After completing the academic education that would become central to the Jesuit identity, Ignatius and close associates such as Francis Xavier began laying the foundations of a new religious society, the key characteristic of which would be global evangelization. Xavier, Fr. Hendrickson says, remains the great example of that missionary impulse.

“The very same year the Society was founded, Francis Xavier was already following the Portuguese trade routes around the Horn of Africa, to the edge of India and then to Gao, in India, and from there to Japan where he ended up dying on the shores of China,” Fr. Hendrickson says. “This Society of Jesus, almost immediately after it was approved by the pope, was already spreading its wings and moving abroad.”

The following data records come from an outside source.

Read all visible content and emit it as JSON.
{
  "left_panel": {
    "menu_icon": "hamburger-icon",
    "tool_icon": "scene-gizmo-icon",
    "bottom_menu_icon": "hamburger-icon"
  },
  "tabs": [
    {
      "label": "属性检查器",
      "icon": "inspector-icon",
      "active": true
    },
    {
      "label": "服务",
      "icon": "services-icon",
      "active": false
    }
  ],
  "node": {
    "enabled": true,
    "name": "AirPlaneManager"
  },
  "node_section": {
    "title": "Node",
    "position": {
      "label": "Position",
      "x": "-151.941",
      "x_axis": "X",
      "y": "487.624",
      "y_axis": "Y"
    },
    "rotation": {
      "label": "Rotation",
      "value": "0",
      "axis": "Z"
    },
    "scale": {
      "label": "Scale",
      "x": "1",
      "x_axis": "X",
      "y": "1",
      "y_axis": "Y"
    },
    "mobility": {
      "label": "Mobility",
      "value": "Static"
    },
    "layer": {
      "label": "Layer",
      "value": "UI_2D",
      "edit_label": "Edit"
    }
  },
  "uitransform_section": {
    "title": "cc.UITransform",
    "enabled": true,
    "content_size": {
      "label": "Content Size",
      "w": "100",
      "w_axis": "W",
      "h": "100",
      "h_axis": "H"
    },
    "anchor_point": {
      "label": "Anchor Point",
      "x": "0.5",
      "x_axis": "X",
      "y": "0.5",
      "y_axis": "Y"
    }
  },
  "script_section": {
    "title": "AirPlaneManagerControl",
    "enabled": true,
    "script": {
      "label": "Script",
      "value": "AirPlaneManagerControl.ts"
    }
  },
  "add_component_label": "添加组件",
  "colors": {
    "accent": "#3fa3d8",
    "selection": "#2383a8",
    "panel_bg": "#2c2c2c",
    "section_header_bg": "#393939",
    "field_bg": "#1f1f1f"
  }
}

This sense of global mission is entrenched deeply at Creighton and embodied on its Omaha campus by statuary of globes urging students to “set the world on fire” with their knowledge and idealism, and of St. Ignatius himself, where, like his Phoenix version, he is represented as a man of learning and of action. This global thrust is reflected in the Creighton Global Initiative, launched by Fr. Hendrickson in 2015, by the new Global Scholars Program, and by the University’s decades-long work meeting the health and social needs of the poor in the Dominican Republic through the Institute for Latin American Concern (ILAC).

It also reflects the urging of Pope Francis, history’s first Jesuit pope, that the Earth be understood as the “common home” of all its people and that world leaders join forces to preserve its environmental well-being. The development of global awareness, Fr. Hendrickson says, is a key element of the Jesuit, Catholic education offered by Creighton.

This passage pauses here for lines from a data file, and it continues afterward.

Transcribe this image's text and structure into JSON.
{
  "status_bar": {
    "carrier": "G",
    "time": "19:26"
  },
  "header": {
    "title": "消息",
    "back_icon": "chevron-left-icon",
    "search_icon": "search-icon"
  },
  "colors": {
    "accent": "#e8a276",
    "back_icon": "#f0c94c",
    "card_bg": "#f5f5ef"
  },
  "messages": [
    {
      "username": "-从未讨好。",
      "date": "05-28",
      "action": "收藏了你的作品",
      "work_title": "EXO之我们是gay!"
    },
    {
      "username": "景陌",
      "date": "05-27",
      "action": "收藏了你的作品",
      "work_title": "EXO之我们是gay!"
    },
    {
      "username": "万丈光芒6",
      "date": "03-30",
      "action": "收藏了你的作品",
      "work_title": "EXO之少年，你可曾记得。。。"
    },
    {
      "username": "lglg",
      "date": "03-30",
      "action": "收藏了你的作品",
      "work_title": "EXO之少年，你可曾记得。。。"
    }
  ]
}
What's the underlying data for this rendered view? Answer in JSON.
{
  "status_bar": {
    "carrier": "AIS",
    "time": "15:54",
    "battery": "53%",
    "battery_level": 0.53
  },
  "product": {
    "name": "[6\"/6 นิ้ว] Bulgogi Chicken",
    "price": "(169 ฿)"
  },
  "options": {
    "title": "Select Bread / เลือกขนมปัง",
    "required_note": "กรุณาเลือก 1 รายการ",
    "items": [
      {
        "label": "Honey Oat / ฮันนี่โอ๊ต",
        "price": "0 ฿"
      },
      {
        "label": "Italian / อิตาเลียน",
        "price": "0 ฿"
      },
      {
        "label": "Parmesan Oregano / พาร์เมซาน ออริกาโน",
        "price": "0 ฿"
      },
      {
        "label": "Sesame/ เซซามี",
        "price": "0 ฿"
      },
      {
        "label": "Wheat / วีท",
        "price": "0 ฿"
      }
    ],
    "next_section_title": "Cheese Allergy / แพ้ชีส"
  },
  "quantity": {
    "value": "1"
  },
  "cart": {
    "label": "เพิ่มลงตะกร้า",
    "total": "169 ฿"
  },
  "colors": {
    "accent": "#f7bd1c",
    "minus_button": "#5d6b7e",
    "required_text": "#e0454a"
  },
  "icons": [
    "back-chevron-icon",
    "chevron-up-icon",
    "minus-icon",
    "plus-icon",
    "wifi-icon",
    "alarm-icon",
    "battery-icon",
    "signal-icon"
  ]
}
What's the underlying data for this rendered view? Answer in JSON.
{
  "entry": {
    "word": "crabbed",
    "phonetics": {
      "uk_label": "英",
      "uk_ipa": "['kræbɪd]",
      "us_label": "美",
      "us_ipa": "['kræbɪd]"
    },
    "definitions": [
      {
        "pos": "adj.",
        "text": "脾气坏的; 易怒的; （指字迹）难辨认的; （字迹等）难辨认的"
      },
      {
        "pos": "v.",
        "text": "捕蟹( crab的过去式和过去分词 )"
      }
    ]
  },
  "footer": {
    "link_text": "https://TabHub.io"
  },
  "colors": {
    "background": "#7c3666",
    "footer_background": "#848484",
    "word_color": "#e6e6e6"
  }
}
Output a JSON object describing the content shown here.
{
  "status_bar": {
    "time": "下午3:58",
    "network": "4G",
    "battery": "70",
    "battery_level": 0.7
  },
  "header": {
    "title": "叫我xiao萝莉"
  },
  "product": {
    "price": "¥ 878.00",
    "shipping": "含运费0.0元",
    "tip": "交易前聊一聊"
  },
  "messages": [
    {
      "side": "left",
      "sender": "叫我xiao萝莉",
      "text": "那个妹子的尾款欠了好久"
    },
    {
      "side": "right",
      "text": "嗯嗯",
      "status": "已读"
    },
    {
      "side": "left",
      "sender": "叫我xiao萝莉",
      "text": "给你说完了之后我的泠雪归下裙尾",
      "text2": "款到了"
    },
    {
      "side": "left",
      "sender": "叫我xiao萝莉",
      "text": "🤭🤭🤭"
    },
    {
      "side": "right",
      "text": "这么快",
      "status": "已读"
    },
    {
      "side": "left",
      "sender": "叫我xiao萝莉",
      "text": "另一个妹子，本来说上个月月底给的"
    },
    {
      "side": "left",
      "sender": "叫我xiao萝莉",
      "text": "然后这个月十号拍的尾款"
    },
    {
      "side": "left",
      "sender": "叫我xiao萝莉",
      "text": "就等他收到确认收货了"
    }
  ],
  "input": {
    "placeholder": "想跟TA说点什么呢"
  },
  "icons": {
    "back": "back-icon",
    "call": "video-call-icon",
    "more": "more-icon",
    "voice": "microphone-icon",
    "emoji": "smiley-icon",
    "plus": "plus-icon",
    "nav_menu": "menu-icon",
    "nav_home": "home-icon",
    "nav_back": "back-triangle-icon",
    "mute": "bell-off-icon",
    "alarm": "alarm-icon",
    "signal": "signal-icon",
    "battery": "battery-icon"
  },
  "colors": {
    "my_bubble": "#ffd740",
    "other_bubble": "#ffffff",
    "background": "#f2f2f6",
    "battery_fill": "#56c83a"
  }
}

“Creighton has been terrific on the global stage for a number of years,” he says. “We have our international programs and all the regular study-abroad programs in Europe and elsewhere. Also, bringing people from other parts of the world to our campus is an important aspect of what we do.

“The global reach of the Jesuits is expressed not only by our half-century relationship in the Caribbean and myriad other ongoing international partnerships, programs, and projects, but also by the efficacy of research, interests, and engagements the Creighton community continually effects both at home and afar.”

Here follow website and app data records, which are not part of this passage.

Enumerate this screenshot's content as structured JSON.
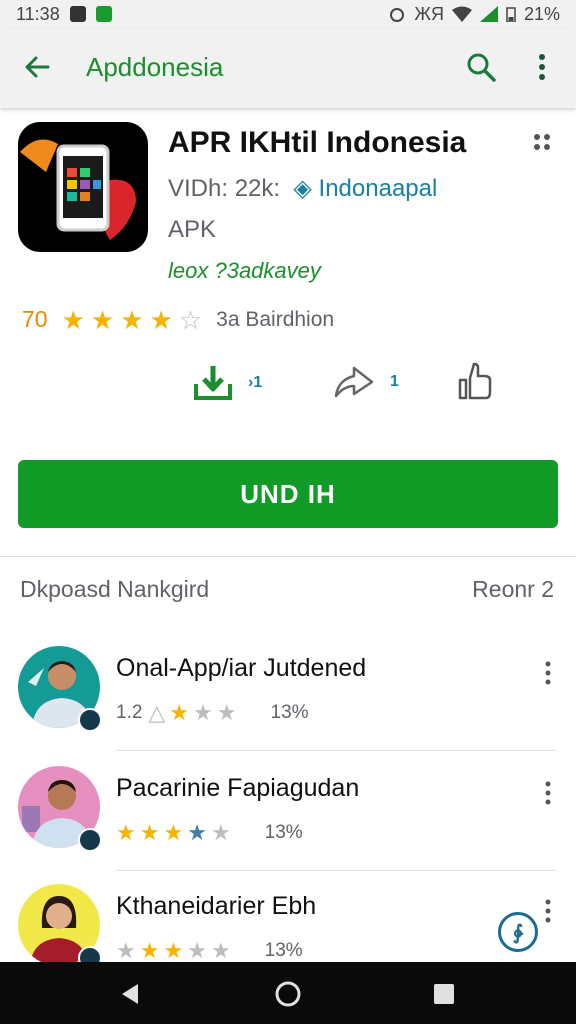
{
  "status_bar": {
    "time": "11:38",
    "network": "ЖЯ",
    "battery": "21%"
  },
  "app_bar": {
    "title": "Apddonesia",
    "back_icon": "arrow-back-icon",
    "search_icon": "search-icon",
    "more_icon": "more-vert-icon"
  },
  "app": {
    "name": "APR IKHtil Indonesia",
    "meta_prefix": "VIDh: 22k:",
    "developer": "Indonaapal",
    "type": "APK",
    "tagline": "leox ?3adkavey",
    "rating_value": "70",
    "rating_stars": 4.5,
    "rating_label": "3a Bairdhion",
    "actions": [
      {
        "icon": "download-icon",
        "count": "›1"
      },
      {
        "icon": "share-icon",
        "count": "1"
      },
      {
        "icon": "thumb-up-icon",
        "count": ""
      }
    ],
    "install_label": "UND IH",
    "accent_color": "#0f9b26"
  },
  "reviews_section": {
    "title": "Dkpoasd Nankgird",
    "link": "Reonr 2",
    "items": [
      {
        "name": "Onal-App/iar Jutdened",
        "prefix": "1.2",
        "stars": [
          "full",
          "empty",
          "empty"
        ],
        "percent": "13%",
        "avatar_bg": "#159b95"
      },
      {
        "name": "Pacarinie Fapiagudan",
        "prefix": "",
        "stars": [
          "full",
          "full",
          "full",
          "blue",
          "empty"
        ],
        "percent": "13%",
        "avatar_bg": "#e58fbf"
      },
      {
        "name": "Kthaneidarier Ebh",
        "prefix": "",
        "stars": [
          "empty",
          "full",
          "full",
          "empty",
          "empty"
        ],
        "percent": "13%",
        "avatar_bg": "#f2e84a"
      }
    ]
  },
  "fab_icon": "info-icon",
  "nav_bar": {
    "back_icon": "nav-back-icon",
    "home_icon": "nav-home-icon",
    "recents_icon": "nav-recents-icon"
  }
}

Nor does the Society achieve this solely by the labors of its priests and brothers. In harmony with direction emerging from the Second Vatican Council (1962-1965) promulgating that ministry is the domain of all the faithful, and not just the ordained, Jesuits have embraced lay involvement. Jesuit leaders, including the late Jesuit Superior General the Most Rev. Peter-Hans Kolvenbach, SJ, who gave an address on Jesuit-lay collaboration during a 2004 visit to Creighton’s Omaha campus, have outlined a partnership of equality in which all are called to holiness and vocation through their various works. This commitment is manifested in the women and men who partner with Jesuits in mission around the world and at all levels of the academy on Creighton’s campuses.

Almost 500 years have passed since the noble Basque warrior-turned-priest received papal authorization to build his order, and 334 years since the Jesuits, in the person of Eusebio Francisco Kino, SJ, first set foot on the territory of what would become Arizona. But there he stands, in 21st century Phoenix, on a thriving, modern campus, his face modeled after the features of St. Ignatius’s death mask, his shoes reflecting those preserved in Rome, his satchel bearing the sunburst and seal of the Society of Jesus, and his cassock showcasing the seal of Creighton University.

Among the traffic, airplanes and sheer busyness of a world St. Ignatius could not have imagined, his work continues, reflected in the Phoenix statue, the newest tribute to his vision and to his order — St. Ignatius contemplating the world.

“This image of Ignatius embraces Creighton’s Jesuit genius,” Fr. Hendrickson says. “It reflects the Society’s ability to reach beyond boundaries, to embrace and understand foreign cultures and customs, and to carry on the legacy of such Jesuit greats as Francis Xavier, Mateo Ricci, and Roberto de Nobili.”